Remembering the past, wondering about the future
Who doesn't remember hearing "Sleep tight and don't let the bed bugs bite" as a child? Up until the last fifteen years or so, I did not know there really was such a thing as a bed bug.
I was well acquainted with the cockroach and crickets, but not a bed bug. I recall even head lice was a common thing. Yikes! Been there and done that.
There are many things our parents and grandparents shared with us that didn't always make sense. How about, "Make sure you put on clean underwear in case you end up in the hospital." Now there's a happy thought.
Do you remember going to sixth-grade camp and having mom put your name on everything from your socks to your hat? Your first time away from home, and everyone wants to steal your stuff?

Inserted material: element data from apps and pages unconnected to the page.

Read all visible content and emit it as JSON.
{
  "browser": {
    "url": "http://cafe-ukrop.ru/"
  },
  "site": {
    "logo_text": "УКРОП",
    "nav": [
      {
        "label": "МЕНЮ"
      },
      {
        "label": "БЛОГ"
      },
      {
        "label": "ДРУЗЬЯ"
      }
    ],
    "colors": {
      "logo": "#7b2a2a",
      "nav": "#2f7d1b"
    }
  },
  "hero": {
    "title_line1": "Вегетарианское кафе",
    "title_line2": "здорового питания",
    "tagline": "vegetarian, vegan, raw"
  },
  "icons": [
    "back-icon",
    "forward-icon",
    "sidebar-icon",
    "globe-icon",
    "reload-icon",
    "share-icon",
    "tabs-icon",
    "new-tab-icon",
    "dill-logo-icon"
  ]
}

There was an elderly gentleman that lived down the block. He was a bit odd and had very long, gray hair. Sister and I called him "the long-haired man." For some reason we all just stayed away from him.
Was he a bad man? Who knows? He was just different.
Our parents often warned us about people and places. There were bad neighborhoods, and some bad people. We stayed pretty much close to home, as most kids did.
We felt safe in our area and had the street lights to signal when it was time to go inside. Bike riding, playing hop-scotch, and walking to the 7-Eleven was pretty much how we spent our non-school time.
I don't ever remember hearing that any of our neighbors were bad. Then again, some of them were our family members. In as much as the little kids depended on the street lights, the teenagers all had a curfew. I think on school nights it was 10 p.m. and weekends maybe midnight. If you were home on time, nothing bad could happen.
I am sure all the bad people and the boogie men came out after midnight! At least that was supposed to be how it worked.
Our parents pretty much raised us the way their parents raised them. Nothing wrong with that. We were taught to go to school and learn as much as we could. We were taught if you worked hard, you could buy a house someday. You did not have to be rich to buy a house. If you screwed up, it was your parents fault! At least that is how it was perceived.
As new generations came, the whole family unit changed. Pretty soon it took two working parents to afford a house. Kids started spending time at daycare and babysitters. The parents started to overindulge the kids after feeling guilty for not always being there. They suddenly all became soccer moms taking turns schlepping the kids from one practice to another.
No more room mothers for each classroom. By this time, all the kids had allergies, and you could surely kill at least one by bringing any homemade goods.
Each decade seems to bring on more and more new things, and less and less of the old ways. I think it was when I hit about 40 that I even realized how good the music was that my parents liked. With a New Year close by, I wonder what kind of changes there will be in raising kids.
We may have thought our parents were strict, and by today’s standards, they probably were. There was no negotiating, time outs, or skipping of desserts. If your Mom read your forehead and caught you lying, you knew it would not go well.
Taking away the kids’ electronics is now a fate worse than death. It almost ranks up there with child abuse, I think. Looking back at how things used to be is always something to share with other old people. It breaks up the conversations about your health.
We do seem to move quickly from worrying about buying school clothes for the kids, to welcoming new babies, and then looking for a new doctor when ours leaves town.
Shortly before my dad passed, he left a letter for us kids. One of the things he said was, "As we grow older, we seem to live more and more in the past."
I think Dad was right.